Animated Dynamics Inc., a life sciences firm providing live-tissue imaging technology to improve biodynamic imaging. The technology could help cancer doctors quickly pick the right therapy for patients and be used as a companion diagnostic to determine the effectiveness a particular drug for an individual patient. The company’s first product will be a biodynamic microscope, which will fit on a regular microscope and allow it to do biodynamic imaging.

Aten Biotherapeutics LLC, a life sciences company developing MRI agents that could make imaging sessions longer and safer.

Biokorf LLC, a pharmaceutical company creating prefabricated drug dosages that support patient-centric medicine treatments. The company’s technology is meant to help pharmacists make personalized medicine more widely available. The company’s product is a 3D integrated drug that could include pH matching and  taste masking as well as the drug dose itself.

BlueVine Graphene Industries Inc., an engineering company developing graphene petal structures for biosensors and energy storage.

CPrecisely Inc., a computer technology firm whose technology could make digital text and images on computer screens easier to see.

Drug Free Therapeutix LLC, a biomedical engineering company that improves customization times for neural stimulation treatments for people living with chronic pain. “If we are successful, our tech will let doctors turn up the therapy, turn down the side effects, and send patients home without the need for complicated, time consuming and costly repeat calibration procedures,” said Matthew Ward, the founder and chief science officer of the company.

KinaSense LLC, a life sciences firm developing diagnostic and treatment methods for cancer patients.

Neuro Vigor LLC, a life sciences company developing a technology to reduce symptoms and pain of neurological disease and injury, including MS, neuropathic pain and Parkinson’s disease.

SPEAK MODalities LLC, a software company offering iPAD applications to help children and families dealing with non-verbal autism improve communications and further develop language skills.

SpeechVive Inc., a company developing a product to help those with Parkinson’s disease speak louder and more clearly.

Symic Biomedical Inc., a San Francisco-based biomedical company developing tissue scaffold technology to target tissues that could become vascular. Alyssa Panitch is the founder of Symic said the platform technology can improve the maturation of AV fistulas, prevent scarring, and ease arthritis. The company has signed a term sheet with Lilly Ventures and secured three federal grants.

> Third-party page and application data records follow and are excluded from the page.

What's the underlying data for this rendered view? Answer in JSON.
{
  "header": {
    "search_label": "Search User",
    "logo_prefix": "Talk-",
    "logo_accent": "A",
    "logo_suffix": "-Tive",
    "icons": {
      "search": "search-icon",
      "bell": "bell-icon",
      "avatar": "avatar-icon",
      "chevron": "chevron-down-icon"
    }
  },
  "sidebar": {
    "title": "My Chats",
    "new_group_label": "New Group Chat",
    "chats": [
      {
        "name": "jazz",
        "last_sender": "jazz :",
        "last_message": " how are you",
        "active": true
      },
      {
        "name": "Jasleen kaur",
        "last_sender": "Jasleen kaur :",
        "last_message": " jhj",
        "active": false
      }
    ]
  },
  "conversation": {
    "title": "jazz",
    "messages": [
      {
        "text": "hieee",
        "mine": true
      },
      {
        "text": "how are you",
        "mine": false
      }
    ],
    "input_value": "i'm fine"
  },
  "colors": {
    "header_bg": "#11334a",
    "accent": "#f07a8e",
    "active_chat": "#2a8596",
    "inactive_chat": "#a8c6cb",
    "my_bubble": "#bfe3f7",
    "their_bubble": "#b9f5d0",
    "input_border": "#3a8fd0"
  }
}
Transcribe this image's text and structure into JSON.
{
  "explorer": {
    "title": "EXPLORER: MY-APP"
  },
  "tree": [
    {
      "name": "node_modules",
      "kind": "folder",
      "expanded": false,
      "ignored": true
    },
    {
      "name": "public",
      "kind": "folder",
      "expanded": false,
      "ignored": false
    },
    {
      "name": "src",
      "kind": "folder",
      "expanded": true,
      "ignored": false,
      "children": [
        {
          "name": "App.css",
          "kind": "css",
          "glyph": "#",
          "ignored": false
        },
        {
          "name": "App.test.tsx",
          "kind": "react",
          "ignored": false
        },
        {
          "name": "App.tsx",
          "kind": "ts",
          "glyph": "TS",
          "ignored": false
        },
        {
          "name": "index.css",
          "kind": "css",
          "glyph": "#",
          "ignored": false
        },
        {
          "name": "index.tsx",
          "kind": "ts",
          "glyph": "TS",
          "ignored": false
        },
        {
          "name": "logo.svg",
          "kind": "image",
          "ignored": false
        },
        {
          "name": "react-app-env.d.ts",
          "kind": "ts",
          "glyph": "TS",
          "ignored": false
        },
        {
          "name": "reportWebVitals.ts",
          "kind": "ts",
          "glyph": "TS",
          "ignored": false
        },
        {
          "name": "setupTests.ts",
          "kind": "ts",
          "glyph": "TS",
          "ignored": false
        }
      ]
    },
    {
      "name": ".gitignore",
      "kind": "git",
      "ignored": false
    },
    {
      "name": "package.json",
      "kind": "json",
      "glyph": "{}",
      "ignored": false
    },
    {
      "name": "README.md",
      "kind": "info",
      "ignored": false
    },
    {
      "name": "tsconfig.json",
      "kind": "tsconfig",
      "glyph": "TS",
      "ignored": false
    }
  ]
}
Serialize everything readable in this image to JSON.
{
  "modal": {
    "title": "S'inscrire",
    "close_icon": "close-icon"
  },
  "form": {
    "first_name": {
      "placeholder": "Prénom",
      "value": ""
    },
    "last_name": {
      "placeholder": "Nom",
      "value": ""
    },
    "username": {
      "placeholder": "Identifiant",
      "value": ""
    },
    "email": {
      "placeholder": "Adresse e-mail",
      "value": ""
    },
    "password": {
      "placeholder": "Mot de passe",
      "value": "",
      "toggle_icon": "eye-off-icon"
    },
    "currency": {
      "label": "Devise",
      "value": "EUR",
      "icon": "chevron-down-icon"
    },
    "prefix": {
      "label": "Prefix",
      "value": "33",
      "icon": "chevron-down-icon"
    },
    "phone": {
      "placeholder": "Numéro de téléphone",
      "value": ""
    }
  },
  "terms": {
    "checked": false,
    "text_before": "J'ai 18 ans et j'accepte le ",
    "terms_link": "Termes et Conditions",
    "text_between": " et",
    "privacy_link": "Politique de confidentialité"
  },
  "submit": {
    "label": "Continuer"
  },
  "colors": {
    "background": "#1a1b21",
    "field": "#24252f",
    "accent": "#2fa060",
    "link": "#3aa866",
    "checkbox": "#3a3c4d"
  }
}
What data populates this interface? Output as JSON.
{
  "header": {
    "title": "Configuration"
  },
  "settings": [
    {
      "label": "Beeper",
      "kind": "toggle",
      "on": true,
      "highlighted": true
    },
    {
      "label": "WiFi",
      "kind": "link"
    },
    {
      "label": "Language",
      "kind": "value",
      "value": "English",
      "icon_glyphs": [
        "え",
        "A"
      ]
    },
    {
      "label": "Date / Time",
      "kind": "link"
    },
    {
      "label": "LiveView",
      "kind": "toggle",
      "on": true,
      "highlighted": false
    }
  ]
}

Vibronix Inc., a life sciences company developing an advanced imaging solution for heart disease diagnosis, treatment guidance and therapeutics development. Ji-Xin Cheng is the co-founder and CEO of the company. He is developing a 1 millimeter sensor that will be inserted into the femoral artery. The sensor emits light through the arterial wall. Lipids respond to the light and emit an acoustic signal that picked up by the sensor. This allows the researchers to create a 3D view of the artery to show the location and amount of lipids in an artery.

Purdue’s Office of Technology Commercialization also reports 156 patents issued this year, up 30 percent from last year as well as 120 licensing deals of Purdue intellectual property to startups and established companies, up 20 percent over 2013. The office also reported royalty income of nearly $7 million, all of which is returned to the inventing faculty and Purdue University. The university also says that the 2014 startups also helped bring more than $20 million in additional funding to Indiana for the 2014 fiscal year through SBIR grants, investments, venture funding and research collaborations.

Earlier this year, Purdue received the 2014 Incubator Network of the Year from the National Business Incubation Association, for its work in developing a culture of innovation and commercialization and for its long-term commitment to supporting startups.


MedCity News has partnered with BioCrossroads to provide coverage focused on Indiana’s next generation of growth and innovation in life sciences.